What Is A Dandelion?

Now is a good time to touch on some distinguishing identifying plant characteristics!

 Dandelions (Taraxacum officinale)

  • official (designated Latin name) medicinal and nutritive qualities have been treasured and trusted for millennia.
  • are common plants, but not ordinary.
  • have non-edible uses like for dye, and many edible uses, including salad, cooked green, cooked vegetable, fritters, coffee, and…TEA!!!
  • grow in mesophytic, xerophytic and hydrophytic habitats (grow in moderately moist, dry, and wet conditions and environments).
  • range worldwide from the arctic to the tropics, especially in sunny areas.
  • thrive in flower beds, lawns, pastures, meadows, roadsides, moist/open places.
  • solitary yellow flower heads grow atop unbranched, hairless, leafless, milky, hollow stalks that later yield downy white tufted “parachute” seedballs.
  • outer bracts (sometimes mistakenly called sepals) of its many-rayed yellow flowers are reflexed downwards.
  • deeply notched lance-shaped leaves have irregular lobes and jagged margins.
  • leaves and flower stalks all—every last one of them!—grow straight out of the ground directly from the taproot in a basal rosette configuration.
  • reach a height of about 2-18 inches (5-45 cm.).

The descriptive name of the plant comes through the Middle English form of dandelion, dent-de-lioun, borrowed from the Old French dentdelion, from Medieval Latin dēns leōnis, literally, “tooth of the lion,” (from the sharply indented leaves of the plant) < Latin dēns, dent-, tooth [cf. dental, dentist] + Latin leōnis, genitive of leō, lion [cf. Leo, lion]. The word dandelion occurs in an herbal written in 1373, and in a proper name (Willelmus Dawndelyon) in a document dated 1363. Numerous folk names for this widely-used herb identification include bitterwort (taste), blow ball (and make a wish), cankerwort (natural remedy), clock flower (to “tell time”), doonheadclock, lion’s tooth, priest’s crown, pissabed (diuretic proterties), puffball, swine snort, wild endive, and yellow gowan (yellow kind of a common daisy).

Posted on June 3rd, 2009 by ruth and filed under dandelion, dandelion tea, dandelion tea benefits | 1 Comment »

Some “Relative” Comments on Dandelions

Dandelions belong to the big sunflower family Asteraceae (formerly Compositae), along with over 10% of the world’s flowers.
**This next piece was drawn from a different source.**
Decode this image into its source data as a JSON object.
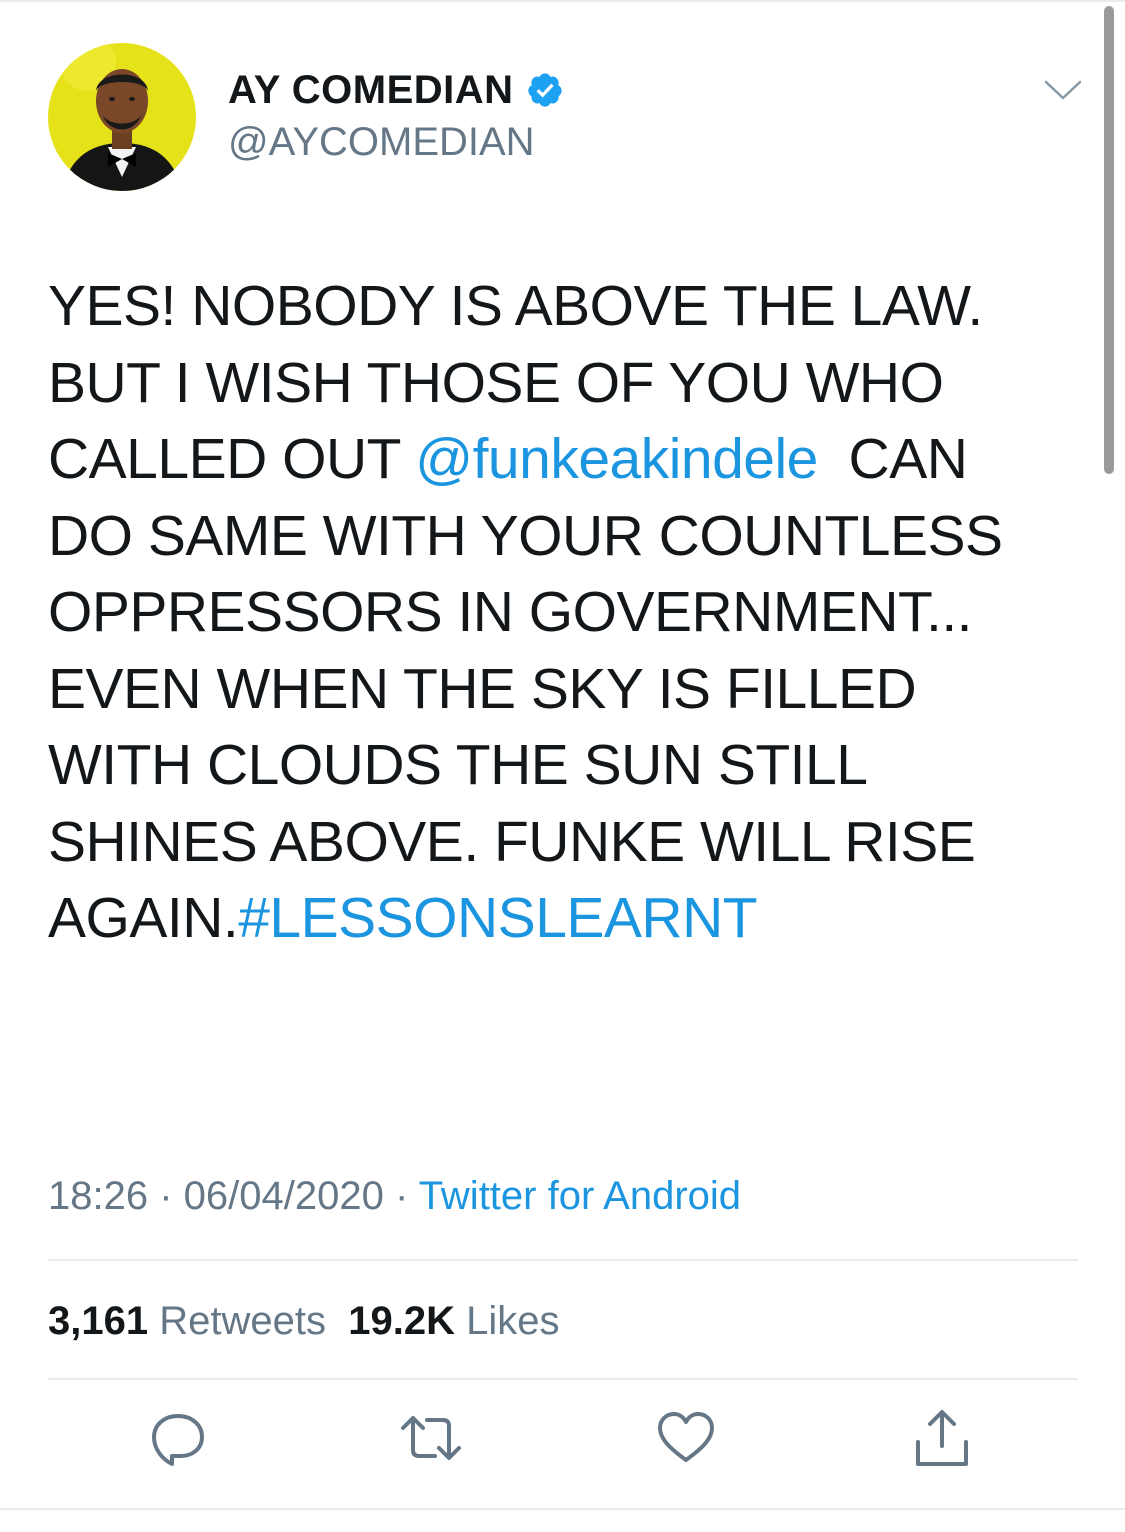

Blossoms are organized into an involucrate pseudanthium in the form of a head (or capitulum). This immediately recognizable characteristic-even from a distance-makes dandelions and their relatives the easiest, and possibly largest, family of flowering plants to identify.

The successful floral configuration surprises almost everyone; indeed, a dandelion is not simply one flower, but perhaps a hundred. Each flower makes a dry-seeded fruit (an achene)  attached to a downy parachute, forming the fluffy white puffball every child likes to blow away into the wind (and then make a wish).

Composite blooms are mostly two types of flowers: ray flowers (outer “petals”, as pulled off a daisy, “…loves me, loves me not…”) and disc flowers (inner center, like the “eye” in Black-Eyed Susans). This exclusive asteraceous inflorescence likely ensures being the best-represented plants in any chosen backyard.

Dandelion relatives include herbs, shrubs, and some trees, food and ornamental plants such as:


With Kevin’s Low’s kind permission, we will show you here his photographs of a dandelion relative (white ray flowers as “petals” surrounding yellow disc flowers clumped in a central cluster) that is “growing wild all over the place” in Malaysia:

We look forward to learning the name of this plant and if it is edible/medicinal, perhaps like chamomile tea… If you know, please write us your comments! Thanks! We look forward to hearing from you!

Posted on June 3rd, 2009 by ruth and filed under dandelion, dandelion tea | 1 Comment »

“Tickled Pink” to Find a Dandelion

Common activities children like to do with dandelions include plucking a bright yellow blossom and holding it under someone’s chin “to see if they like butter”, and forming a golden crown, necklace, or bracelet by making a cut in one flower stalk and inserting the blossom of different flower stalk into it, one after another.

A folk name for dandelion, yellow gowan (gowan: yellow kind of a common daisy) refers to the blooming dandelion’s bright golden yellow. Is there any other color?

pinkad22Click the Pretty Pink to order these dandelion relatives.stmary

Posted on June 1st, 2009 by ruth and filed under dandelion, dandelion tea | 10 Comments »